Go for a test-drive elsewhere. “Don’t test-drive the car from the dealer you want to buy from,” suggests Payton. “Buying a car is an emotional experience and you’ll be influenced getting into it.”
Make notes of your driving experience. You can even make note cards ahead of time with specific items that you want to check out when you go driving.
You choose the dealer and the deal. Negotiate for your dealer and deal. Comparison-shop the car, its options and price. Negotiate your price from the “dealer invoice” up, not the sticker price down.
Remember: The dealer invoice is about 90% of the manufacturer’s suggested retail price. Check the inside driver’s side door to see when the car was manufactured and when the dealer accepted delivery. The longer that car is on the lot, the more it costs the dealer.
Sleep on it. The chances of someone buying that car overnight after you’ve negotiated for the best price is highly remote. Ask for a quote in writing. But be careful: If they’ve offered to let you take the car home overnight, be sure that you don’t give out anything other than your driver’s license information.
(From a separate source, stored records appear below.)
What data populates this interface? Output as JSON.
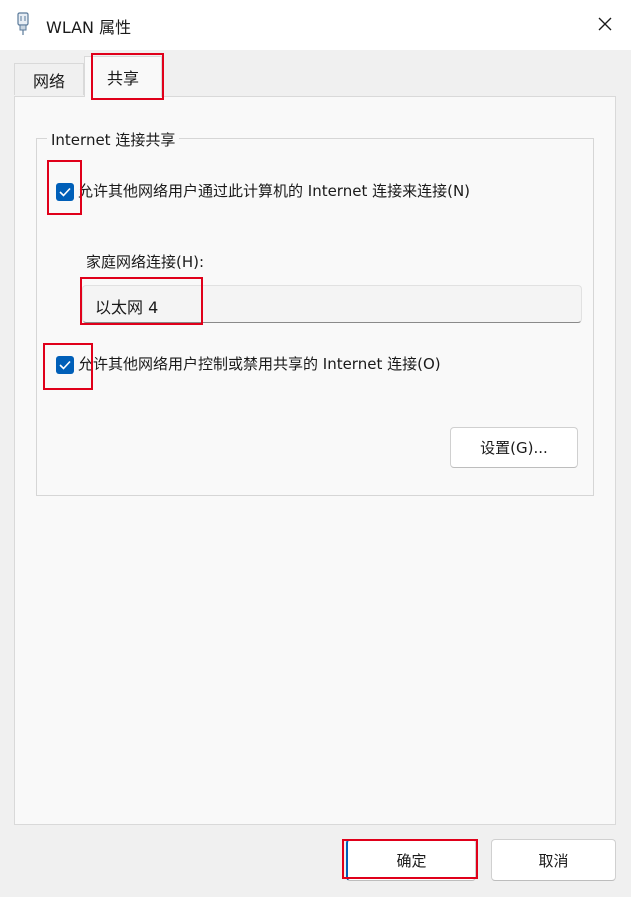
{
  "window": {
    "title": "WLAN 属性",
    "app_icon": "network-adapter-icon",
    "close_icon": "close-icon"
  },
  "tabs": [
    {
      "label": "网络",
      "selected": false
    },
    {
      "label": "共享",
      "selected": true
    }
  ],
  "group": {
    "legend": "Internet 连接共享",
    "allow_sharing": {
      "label": "允许其他网络用户通过此计算机的 Internet 连接来连接(N)",
      "checked": true
    },
    "home_network": {
      "label": "家庭网络连接(H):",
      "value": "以太网 4"
    },
    "allow_control": {
      "label": "允许其他网络用户控制或禁用共享的 Internet 连接(O)",
      "checked": true
    },
    "settings_button": "设置(G)..."
  },
  "footer": {
    "ok_button": "确定",
    "cancel_button": "取消"
  },
  "colors": {
    "accent": "#005fb8",
    "highlight": "#e0001a"
  }
}
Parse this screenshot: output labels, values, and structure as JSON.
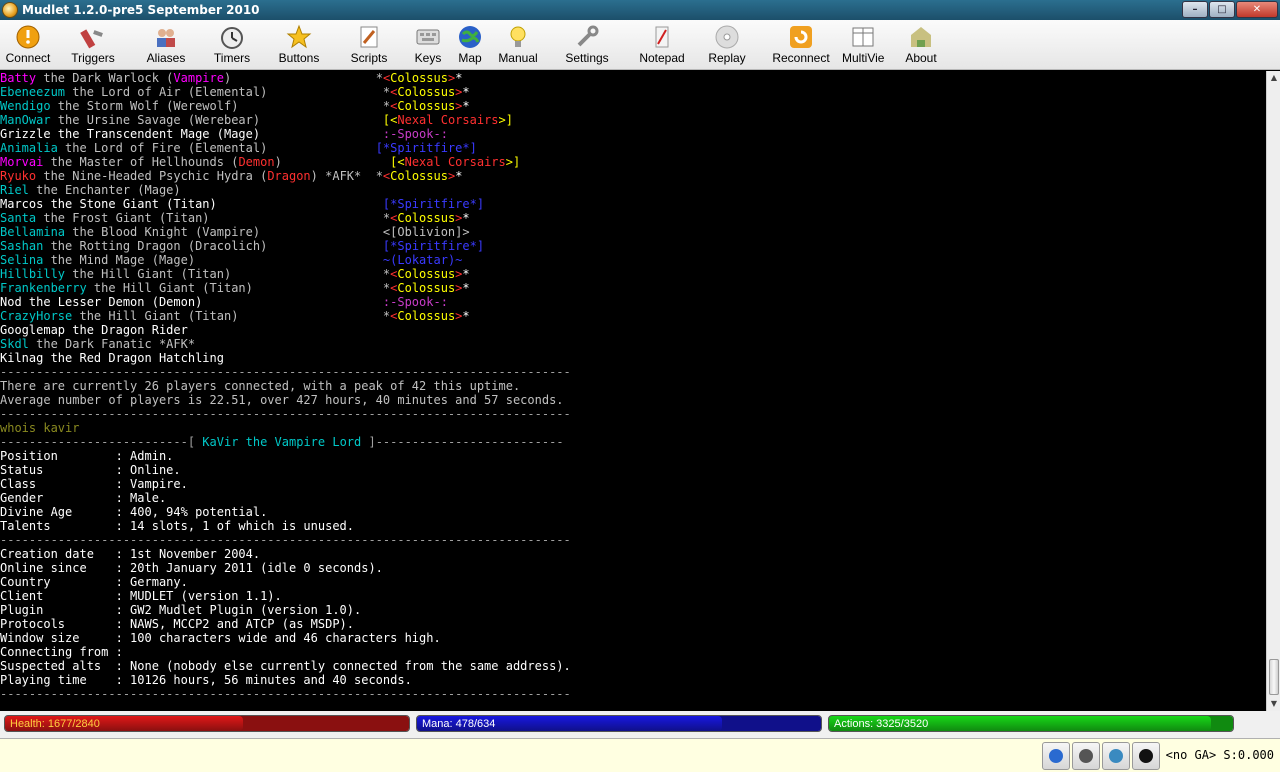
{
  "window": {
    "title": "Mudlet 1.2.0-pre5 September 2010"
  },
  "toolbar": [
    {
      "name": "connect",
      "label": "Connect"
    },
    {
      "name": "triggers",
      "label": "Triggers"
    },
    {
      "name": "aliases",
      "label": "Aliases"
    },
    {
      "name": "timers",
      "label": "Timers"
    },
    {
      "name": "buttons",
      "label": "Buttons"
    },
    {
      "name": "scripts",
      "label": "Scripts"
    },
    {
      "name": "keys",
      "label": "Keys"
    },
    {
      "name": "map",
      "label": "Map"
    },
    {
      "name": "manual",
      "label": "Manual"
    },
    {
      "name": "settings",
      "label": "Settings"
    },
    {
      "name": "notepad",
      "label": "Notepad"
    },
    {
      "name": "replay",
      "label": "Replay"
    },
    {
      "name": "reconnect",
      "label": "Reconnect"
    },
    {
      "name": "multiview",
      "label": "MultiView"
    },
    {
      "name": "about",
      "label": "About"
    }
  ],
  "colors": {
    "magenta": "#ff00ff",
    "cyan": "#00c8c8",
    "red": "#ff3030",
    "white": "#ffffff",
    "yellow": "#ffff00",
    "blue": "#3a3aff",
    "spook": "#c83cc8",
    "dash": "#a0a0a0",
    "cmd": "#8a8a20",
    "grey": "#c0c0c0"
  },
  "console": {
    "lines": [
      [
        [
          "Batty",
          "magenta"
        ],
        [
          " the Dark Warlock (",
          "grey"
        ],
        [
          "Vampire",
          "magenta"
        ],
        [
          ")                    *",
          "grey"
        ],
        [
          "<",
          "red"
        ],
        [
          "Colossus",
          "yellow"
        ],
        [
          ">",
          "red"
        ],
        [
          "*",
          "white"
        ]
      ],
      [
        [
          "Ebeneezum",
          "cyan"
        ],
        [
          " the Lord of Air (Elemental)                *",
          "grey"
        ],
        [
          "<",
          "red"
        ],
        [
          "Colossus",
          "yellow"
        ],
        [
          ">",
          "red"
        ],
        [
          "*",
          "white"
        ]
      ],
      [
        [
          "Wendigo",
          "cyan"
        ],
        [
          " the Storm Wolf (Werewolf)                    *",
          "grey"
        ],
        [
          "<",
          "red"
        ],
        [
          "Colossus",
          "yellow"
        ],
        [
          ">",
          "red"
        ],
        [
          "*",
          "white"
        ]
      ],
      [
        [
          "ManOwar",
          "cyan"
        ],
        [
          " the Ursine Savage (Werebear)                 ",
          "grey"
        ],
        [
          "[<",
          "yellow"
        ],
        [
          "Nexal Corsairs",
          "red"
        ],
        [
          ">]",
          "yellow"
        ]
      ],
      [
        [
          "Grizzle the Transcendent Mage (Mage)                 ",
          "white"
        ],
        [
          ":-Spook-:",
          "spook"
        ]
      ],
      [
        [
          "Animalia",
          "cyan"
        ],
        [
          " the Lord of Fire (Elemental)               ",
          "grey"
        ],
        [
          "[*Spiritfire*]",
          "blue"
        ]
      ],
      [
        [
          "Morvai",
          "magenta"
        ],
        [
          " the Master of Hellhounds (",
          "grey"
        ],
        [
          "Demon",
          "red"
        ],
        [
          ")               ",
          "grey"
        ],
        [
          "[<",
          "yellow"
        ],
        [
          "Nexal Corsairs",
          "red"
        ],
        [
          ">]",
          "yellow"
        ]
      ],
      [
        [
          "Ryuko",
          "red"
        ],
        [
          " the Nine-Headed Psychic Hydra (",
          "grey"
        ],
        [
          "Dragon",
          "red"
        ],
        [
          ") *AFK*  *",
          "grey"
        ],
        [
          "<",
          "red"
        ],
        [
          "Colossus",
          "yellow"
        ],
        [
          ">",
          "red"
        ],
        [
          "*",
          "white"
        ]
      ],
      [
        [
          "Riel",
          "cyan"
        ],
        [
          " the Enchanter (Mage)",
          "grey"
        ]
      ],
      [
        [
          "Marcos the Stone Giant (Titan)                       ",
          "white"
        ],
        [
          "[*Spiritfire*]",
          "blue"
        ]
      ],
      [
        [
          "Santa",
          "cyan"
        ],
        [
          " the Frost Giant (Titan)                        *",
          "grey"
        ],
        [
          "<",
          "red"
        ],
        [
          "Colossus",
          "yellow"
        ],
        [
          ">",
          "red"
        ],
        [
          "*",
          "white"
        ]
      ],
      [
        [
          "Bellamina",
          "cyan"
        ],
        [
          " the Blood Knight (Vampire)                 <[Oblivion]>",
          "grey"
        ]
      ],
      [
        [
          "Sashan",
          "cyan"
        ],
        [
          " the Rotting Dragon (Dracolich)                ",
          "grey"
        ],
        [
          "[*Spiritfire*]",
          "blue"
        ]
      ],
      [
        [
          "Selina",
          "cyan"
        ],
        [
          " the Mind Mage (Mage)                          ",
          "grey"
        ],
        [
          "~(Lokatar)~",
          "blue"
        ]
      ],
      [
        [
          "Hillbilly",
          "cyan"
        ],
        [
          " the Hill Giant (Titan)                     *",
          "grey"
        ],
        [
          "<",
          "red"
        ],
        [
          "Colossus",
          "yellow"
        ],
        [
          ">",
          "red"
        ],
        [
          "*",
          "white"
        ]
      ],
      [
        [
          "Frankenberry",
          "cyan"
        ],
        [
          " the Hill Giant (Titan)                  *",
          "grey"
        ],
        [
          "<",
          "red"
        ],
        [
          "Colossus",
          "yellow"
        ],
        [
          ">",
          "red"
        ],
        [
          "*",
          "white"
        ]
      ],
      [
        [
          "Nod the Lesser Demon (Demon)                         ",
          "white"
        ],
        [
          ":-Spook-:",
          "spook"
        ]
      ],
      [
        [
          "CrazyHorse",
          "cyan"
        ],
        [
          " the Hill Giant (Titan)                    *",
          "grey"
        ],
        [
          "<",
          "red"
        ],
        [
          "Colossus",
          "yellow"
        ],
        [
          ">",
          "red"
        ],
        [
          "*",
          "white"
        ]
      ],
      [
        [
          "Googlemap the Dragon Rider",
          "white"
        ]
      ],
      [
        [
          "Skdl",
          "cyan"
        ],
        [
          " the Dark Fanatic *AFK*",
          "grey"
        ]
      ],
      [
        [
          "Kilnag the Red Dragon Hatchling",
          "white"
        ]
      ],
      [
        [
          "-------------------------------------------------------------------------------",
          "dash"
        ]
      ],
      [
        [
          "There are currently 26 players connected, with a peak of 42 this uptime.",
          "grey"
        ]
      ],
      [
        [
          "Average number of players is 22.51, over 427 hours, 40 minutes and 57 seconds.",
          "grey"
        ]
      ],
      [
        [
          "-------------------------------------------------------------------------------",
          "dash"
        ]
      ],
      [
        [
          "whois kavir",
          "cmd"
        ]
      ],
      [
        [
          "--------------------------[ ",
          "dash"
        ],
        [
          "KaVir the Vampire Lord",
          "cyan"
        ],
        [
          " ]--------------------------",
          "dash"
        ]
      ],
      [
        [
          "Position        : Admin.",
          "white"
        ]
      ],
      [
        [
          "Status          : Online.",
          "white"
        ]
      ],
      [
        [
          "Class           : Vampire.",
          "white"
        ]
      ],
      [
        [
          "Gender          : Male.",
          "white"
        ]
      ],
      [
        [
          "Divine Age      : 400, 94% potential.",
          "white"
        ]
      ],
      [
        [
          "Talents         : 14 slots, 1 of which is unused.",
          "white"
        ]
      ],
      [
        [
          "-------------------------------------------------------------------------------",
          "dash"
        ]
      ],
      [
        [
          "Creation date   : 1st November 2004.",
          "white"
        ]
      ],
      [
        [
          "Online since    : 20th January 2011 (idle 0 seconds).",
          "white"
        ]
      ],
      [
        [
          "Country         : Germany.",
          "white"
        ]
      ],
      [
        [
          "Client          : MUDLET (version 1.1).",
          "white"
        ]
      ],
      [
        [
          "Plugin          : GW2 Mudlet Plugin (version 1.0).",
          "white"
        ]
      ],
      [
        [
          "Protocols       : NAWS, MCCP2 and ATCP (as MSDP).",
          "white"
        ]
      ],
      [
        [
          "Window size     : 100 characters wide and 46 characters high.",
          "white"
        ]
      ],
      [
        [
          "Connecting from :",
          "white"
        ]
      ],
      [
        [
          "Suspected alts  : None (nobody else currently connected from the same address).",
          "white"
        ]
      ],
      [
        [
          "Playing time    : 10126 hours, 56 minutes and 40 seconds.",
          "white"
        ]
      ],
      [
        [
          "-------------------------------------------------------------------------------",
          "dash"
        ]
      ]
    ]
  },
  "gauges": [
    {
      "name": "health",
      "label": "Health: 1677/2840",
      "fraction": 0.59,
      "fill": "#e01818",
      "bg": "#8a1010",
      "text": "#ffd040"
    },
    {
      "name": "mana",
      "label": "Mana: 478/634",
      "fraction": 0.754,
      "fill": "#1818e0",
      "bg": "#10108a",
      "text": "#ffffff"
    },
    {
      "name": "actions",
      "label": "Actions: 3325/3520",
      "fraction": 0.945,
      "fill": "#18d818",
      "bg": "#108a10",
      "text": "#ffffff"
    }
  ],
  "statusbar": {
    "text": "<no GA> S:0.000",
    "icons": [
      "info-icon",
      "keyboard-icon",
      "screen-icon",
      "record-icon"
    ]
  }
}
What you sign may turn out to be a purchase or lease agreement, and you’ll end up without any options.